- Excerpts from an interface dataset
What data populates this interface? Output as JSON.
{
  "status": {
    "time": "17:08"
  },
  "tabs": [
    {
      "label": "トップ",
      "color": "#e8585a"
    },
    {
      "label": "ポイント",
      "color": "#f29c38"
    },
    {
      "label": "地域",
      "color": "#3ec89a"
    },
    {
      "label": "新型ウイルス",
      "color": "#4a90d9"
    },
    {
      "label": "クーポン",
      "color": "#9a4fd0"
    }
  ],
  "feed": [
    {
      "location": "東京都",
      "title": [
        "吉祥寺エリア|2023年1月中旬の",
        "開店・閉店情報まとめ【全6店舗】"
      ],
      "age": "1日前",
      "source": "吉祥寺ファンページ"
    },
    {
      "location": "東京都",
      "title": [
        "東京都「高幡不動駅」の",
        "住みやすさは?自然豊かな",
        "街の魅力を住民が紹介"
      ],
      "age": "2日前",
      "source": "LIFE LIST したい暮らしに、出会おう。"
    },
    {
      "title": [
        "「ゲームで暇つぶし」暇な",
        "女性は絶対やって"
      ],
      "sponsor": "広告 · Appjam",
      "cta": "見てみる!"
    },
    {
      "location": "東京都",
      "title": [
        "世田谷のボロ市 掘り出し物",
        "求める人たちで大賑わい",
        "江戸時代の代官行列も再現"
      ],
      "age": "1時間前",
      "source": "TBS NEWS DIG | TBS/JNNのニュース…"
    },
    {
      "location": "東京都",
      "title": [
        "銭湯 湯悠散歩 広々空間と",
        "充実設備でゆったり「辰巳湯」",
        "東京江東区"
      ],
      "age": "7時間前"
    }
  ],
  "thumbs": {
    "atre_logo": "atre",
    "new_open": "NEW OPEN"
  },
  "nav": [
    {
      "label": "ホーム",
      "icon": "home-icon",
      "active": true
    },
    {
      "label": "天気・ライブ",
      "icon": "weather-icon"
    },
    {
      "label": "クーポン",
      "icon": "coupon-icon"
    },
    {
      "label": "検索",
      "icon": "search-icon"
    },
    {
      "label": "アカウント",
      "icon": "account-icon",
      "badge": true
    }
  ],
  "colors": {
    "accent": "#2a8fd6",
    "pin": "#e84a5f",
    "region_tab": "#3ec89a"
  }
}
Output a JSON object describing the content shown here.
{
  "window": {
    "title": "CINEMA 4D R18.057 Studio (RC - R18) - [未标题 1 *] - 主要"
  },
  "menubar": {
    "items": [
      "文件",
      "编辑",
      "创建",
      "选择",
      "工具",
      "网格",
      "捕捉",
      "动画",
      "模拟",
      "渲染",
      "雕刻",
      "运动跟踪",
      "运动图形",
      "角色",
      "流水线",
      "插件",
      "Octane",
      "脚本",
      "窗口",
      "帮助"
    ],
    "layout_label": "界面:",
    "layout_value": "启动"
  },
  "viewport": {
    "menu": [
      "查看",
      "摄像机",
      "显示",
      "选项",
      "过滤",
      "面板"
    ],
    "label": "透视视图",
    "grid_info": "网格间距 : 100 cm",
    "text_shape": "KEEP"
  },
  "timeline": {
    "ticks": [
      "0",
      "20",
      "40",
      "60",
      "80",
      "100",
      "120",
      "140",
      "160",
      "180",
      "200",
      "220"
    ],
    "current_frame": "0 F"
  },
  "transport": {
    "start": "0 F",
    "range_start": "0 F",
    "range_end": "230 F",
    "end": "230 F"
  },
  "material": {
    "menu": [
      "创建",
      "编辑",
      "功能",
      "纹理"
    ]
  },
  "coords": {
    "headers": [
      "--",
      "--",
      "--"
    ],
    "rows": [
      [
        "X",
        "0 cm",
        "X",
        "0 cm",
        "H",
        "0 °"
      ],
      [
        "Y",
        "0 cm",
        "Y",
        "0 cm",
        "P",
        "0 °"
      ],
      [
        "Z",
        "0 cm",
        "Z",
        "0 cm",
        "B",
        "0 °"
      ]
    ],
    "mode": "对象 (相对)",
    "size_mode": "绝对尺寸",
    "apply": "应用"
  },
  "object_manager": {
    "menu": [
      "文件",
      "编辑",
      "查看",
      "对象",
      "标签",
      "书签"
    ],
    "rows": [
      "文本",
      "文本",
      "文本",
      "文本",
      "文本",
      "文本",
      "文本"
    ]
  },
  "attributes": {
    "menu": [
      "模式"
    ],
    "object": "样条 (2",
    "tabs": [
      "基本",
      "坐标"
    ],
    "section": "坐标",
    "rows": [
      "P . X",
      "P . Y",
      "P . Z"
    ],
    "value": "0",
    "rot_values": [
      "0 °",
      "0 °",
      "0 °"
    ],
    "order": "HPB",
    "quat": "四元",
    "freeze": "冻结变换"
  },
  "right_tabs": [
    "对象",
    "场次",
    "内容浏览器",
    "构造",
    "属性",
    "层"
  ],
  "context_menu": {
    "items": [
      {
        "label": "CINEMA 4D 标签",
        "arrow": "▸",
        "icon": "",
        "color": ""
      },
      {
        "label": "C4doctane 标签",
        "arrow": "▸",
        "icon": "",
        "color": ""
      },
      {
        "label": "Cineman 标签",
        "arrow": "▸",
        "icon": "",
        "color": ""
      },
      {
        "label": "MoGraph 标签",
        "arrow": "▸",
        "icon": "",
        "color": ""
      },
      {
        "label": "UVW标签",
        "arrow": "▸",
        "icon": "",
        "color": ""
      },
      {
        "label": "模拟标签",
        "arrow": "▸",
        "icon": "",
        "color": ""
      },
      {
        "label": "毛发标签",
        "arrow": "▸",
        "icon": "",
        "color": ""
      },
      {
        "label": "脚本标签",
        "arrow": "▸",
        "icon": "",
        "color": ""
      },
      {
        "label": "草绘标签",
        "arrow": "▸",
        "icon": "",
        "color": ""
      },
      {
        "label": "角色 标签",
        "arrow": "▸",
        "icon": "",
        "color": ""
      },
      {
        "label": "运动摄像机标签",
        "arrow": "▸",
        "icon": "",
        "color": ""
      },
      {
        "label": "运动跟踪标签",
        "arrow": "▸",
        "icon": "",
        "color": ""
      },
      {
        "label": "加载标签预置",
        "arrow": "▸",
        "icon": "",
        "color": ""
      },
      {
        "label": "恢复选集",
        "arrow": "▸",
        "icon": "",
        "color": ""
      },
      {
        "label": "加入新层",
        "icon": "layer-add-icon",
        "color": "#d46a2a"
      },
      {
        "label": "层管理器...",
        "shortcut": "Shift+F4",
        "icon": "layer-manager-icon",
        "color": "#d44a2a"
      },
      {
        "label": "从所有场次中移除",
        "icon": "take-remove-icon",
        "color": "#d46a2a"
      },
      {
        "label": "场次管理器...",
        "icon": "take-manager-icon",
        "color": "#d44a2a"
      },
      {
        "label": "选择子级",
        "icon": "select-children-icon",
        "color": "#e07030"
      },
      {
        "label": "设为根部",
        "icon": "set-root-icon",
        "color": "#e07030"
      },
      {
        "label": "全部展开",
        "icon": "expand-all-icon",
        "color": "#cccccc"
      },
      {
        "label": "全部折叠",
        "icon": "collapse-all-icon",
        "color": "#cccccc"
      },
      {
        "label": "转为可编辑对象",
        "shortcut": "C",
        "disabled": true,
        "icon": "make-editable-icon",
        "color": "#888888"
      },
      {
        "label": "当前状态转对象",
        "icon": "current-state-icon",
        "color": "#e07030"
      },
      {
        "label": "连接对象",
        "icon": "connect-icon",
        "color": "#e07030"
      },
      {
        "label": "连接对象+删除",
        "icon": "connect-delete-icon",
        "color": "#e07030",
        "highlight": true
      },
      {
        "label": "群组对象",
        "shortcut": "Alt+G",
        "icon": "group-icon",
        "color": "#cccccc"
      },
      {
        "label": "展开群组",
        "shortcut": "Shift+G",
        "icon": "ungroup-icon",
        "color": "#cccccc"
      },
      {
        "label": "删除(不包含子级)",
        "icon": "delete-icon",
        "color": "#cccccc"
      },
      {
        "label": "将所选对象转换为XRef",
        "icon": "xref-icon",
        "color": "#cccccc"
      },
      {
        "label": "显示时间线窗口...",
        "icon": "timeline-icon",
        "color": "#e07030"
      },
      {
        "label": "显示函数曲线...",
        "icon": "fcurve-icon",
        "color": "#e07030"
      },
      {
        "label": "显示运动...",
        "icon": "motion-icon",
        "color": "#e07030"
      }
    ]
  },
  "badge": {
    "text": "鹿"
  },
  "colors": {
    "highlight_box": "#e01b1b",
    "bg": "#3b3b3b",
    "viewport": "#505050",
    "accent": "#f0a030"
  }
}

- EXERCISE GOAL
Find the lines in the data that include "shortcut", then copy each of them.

- RESPONSE
        "shortcut": "Shift+F4",
        "shortcut": "C",
        "shortcut": "Alt+G",
        "shortcut": "Shift+G",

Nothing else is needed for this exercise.